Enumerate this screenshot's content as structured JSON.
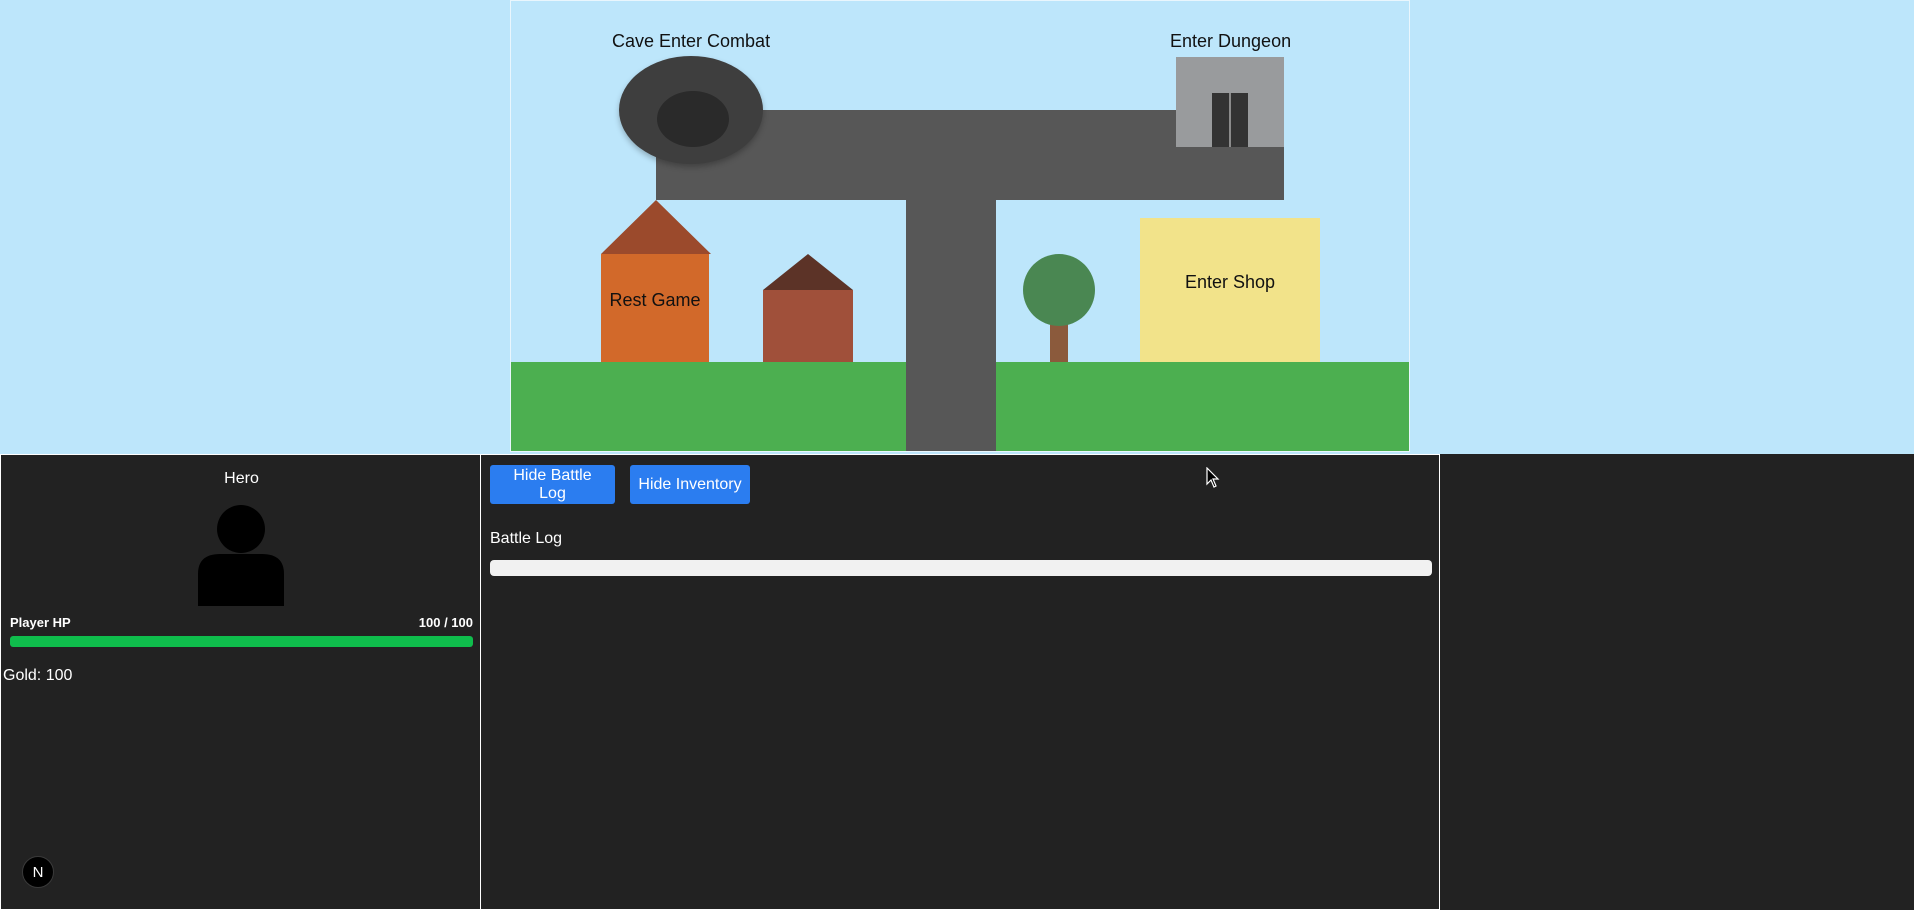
{
  "scene": {
    "cave_label": "Cave Enter Combat",
    "dungeon_label": "Enter Dungeon",
    "rest_label": "Rest Game",
    "shop_label": "Enter Shop"
  },
  "player": {
    "name": "Hero",
    "avatar_icon": "user-silhouette-icon",
    "hp_label": "Player HP",
    "hp_text": "100 / 100",
    "hp_current": 100,
    "hp_max": 100,
    "hp_color": "#0fbd4c",
    "gold_text": "Gold: 100",
    "badge": "N"
  },
  "controls": {
    "battle_log_button": "Hide Battle Log",
    "inventory_button": "Hide Inventory",
    "button_color": "#2b7df0"
  },
  "battle_log": {
    "title": "Battle Log",
    "entries": []
  }
}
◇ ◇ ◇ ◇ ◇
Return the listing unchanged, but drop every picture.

== EXERCISE SOLUTION ==
Enumerate this screenshot's content as structured JSON.
{
  "scene": {
    "cave_label": "Cave Enter Combat",
    "dungeon_label": "Enter Dungeon",
    "rest_label": "Rest Game",
    "shop_label": "Enter Shop"
  },
  "player": {
    "name": "Hero",
    "avatar_icon": "user-silhouette-icon",
    "hp_label": "Player HP",
    "hp_text": "100 / 100",
    "hp_current": 100,
    "hp_max": 100,
    "hp_color": "#0fbd4c",
    "gold_text": "Gold: 100",
    "badge": "N"
  },
  "controls": {
    "battle_log_button": "Hide Battle Log",
    "inventory_button": "Hide Inventory",
    "button_color": "#2b7df0"
  },
  "battle_log": {
    "title": "Battle Log",
    "entries": []
  }
}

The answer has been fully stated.